Chris, I used to think in terms of "fictional physics" a few years ago, too. I think it was living with an English major that made me switch, rather than anything specific to gaming. So yeah, it's not inborn.

If I squint, I can look at things that happen in a game in terms of fictional physics. But to be honest, I'm thinking "Okay, the author decided to leave the decision to chance."

This is going to be a massive generalization, but tell me if I'm on the right track. It sounds to me as if you just can't suspend your disbelief. You can't, even for a minute, forget about the artifice of the fiction and take the fiction on its own terms and pretend it was real (all the while knowing that you're just pretending).

FWIW, I think "physical causality" is a misleading term for what you're getting at above.

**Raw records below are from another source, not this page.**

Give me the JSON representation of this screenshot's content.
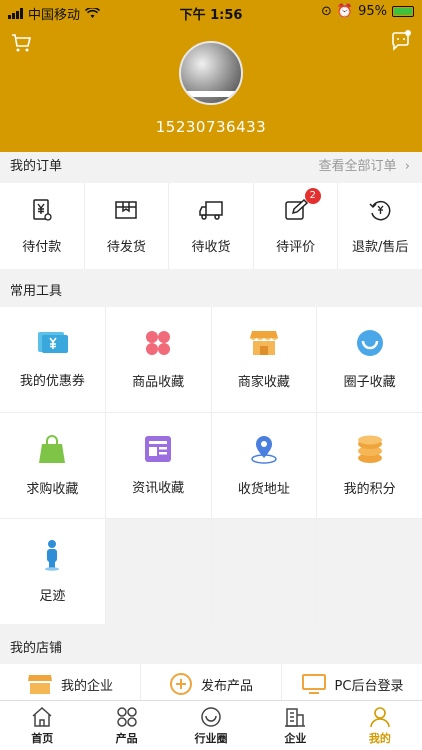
{
  "status_bar": {
    "carrier": "中国移动",
    "time": "下午 1:56",
    "battery": "95%"
  },
  "profile": {
    "phone": "15230736433"
  },
  "orders": {
    "title": "我的订单",
    "view_all": "查看全部订单",
    "items": [
      {
        "label": "待付款",
        "icon": "yen-receipt-icon"
      },
      {
        "label": "待发货",
        "icon": "package-icon"
      },
      {
        "label": "待收货",
        "icon": "truck-icon"
      },
      {
        "label": "待评价",
        "icon": "edit-icon",
        "badge": "2"
      },
      {
        "label": "退款/售后",
        "icon": "refund-icon"
      }
    ]
  },
  "tools": {
    "title": "常用工具",
    "items": [
      {
        "label": "我的优惠券",
        "icon": "coupon-icon"
      },
      {
        "label": "商品收藏",
        "icon": "clover-icon"
      },
      {
        "label": "商家收藏",
        "icon": "store-icon"
      },
      {
        "label": "圈子收藏",
        "icon": "smile-circle-icon"
      },
      {
        "label": "求购收藏",
        "icon": "shopping-bag-icon"
      },
      {
        "label": "资讯收藏",
        "icon": "news-icon"
      },
      {
        "label": "收货地址",
        "icon": "location-pin-icon"
      },
      {
        "label": "我的积分",
        "icon": "coins-icon"
      },
      {
        "label": "足迹",
        "icon": "footprint-person-icon"
      }
    ]
  },
  "shop": {
    "title": "我的店铺",
    "items": [
      {
        "label": "我的企业",
        "icon": "store-icon"
      },
      {
        "label": "发布产品",
        "icon": "plus-circle-icon"
      },
      {
        "label": "PC后台登录",
        "icon": "monitor-icon"
      }
    ]
  },
  "tabbar": [
    {
      "label": "首页",
      "icon": "home-icon"
    },
    {
      "label": "产品",
      "icon": "grid-icon"
    },
    {
      "label": "行业圈",
      "icon": "circle-icon"
    },
    {
      "label": "企业",
      "icon": "building-icon"
    },
    {
      "label": "我的",
      "icon": "person-icon"
    }
  ],
  "colors": {
    "brand": "#d49a00",
    "badge": "#e53030"
  }
}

I don't have the perfect answer, but "fictional causality", seems to be something like what you're really getting at.

As for "I guess I view the arrangement of abstract symbols into a fictional world as strictly a descriptive technique, and not a prescriptive technique. It's just presentation. Does that make sense? It's kind of hard to explain." No, that doesn't really make sense, and I think the key is how you are using 'descriptive' and 'prescriptive'. All I can key in on is "it's just presentation." From this, I'm gathering something like: the meat of the show is in the narrative constructs, all else is just color. The various traits and characteristics of vampires, the law of gravity and other physics stuff -- all of it, it's just color. Am I on the right track?

Hi Andrew,

We don't think about physical causality, but we do think about narrative causality.

Exactly. For the original topic- the question of whether God is real or not in DitV is irrelevant to the narrative causuality of the game :)

Chris

I think it's more of a different kind of suspension of disbelief. I probably made it sound like I deconstruct things down to their author-intended meanings every second, and that wouldn't be accurate. I get caught up in the story and go "Ooh! She's in trouble!" and that kind of thing.

All I can key in on is "it's just presentation." From this, I'm gathering something like: the meat of the show is in the narrative constructs, all else is just color. The various traits and characteristics of vampires, the law of gravity and other physics stuff -- all of it, it's just color.

Yeah, that's a good way of putting it. That color's really important -- you can't tell the story without it. But it's there in service of the story.

Taking that back to RPGs in general, when I run a game using a physics-based ruleset, the game always comes out as nearly freeform. The "meat" of the game is characters in different situations, dealing with those situations in ways that say something about the characters. When the rules do get used, it's to say "We want the possibility of being surprised here." It wouldn't really change the actual game much if we flipped a coin instead. I guess that goes along with the idea of the physics, etc. of the gameworld being mostly color.

I'm worried I'm taking this too far off topic. But it's given me a lot of things to think about. Thanks, guys.

Post a Comment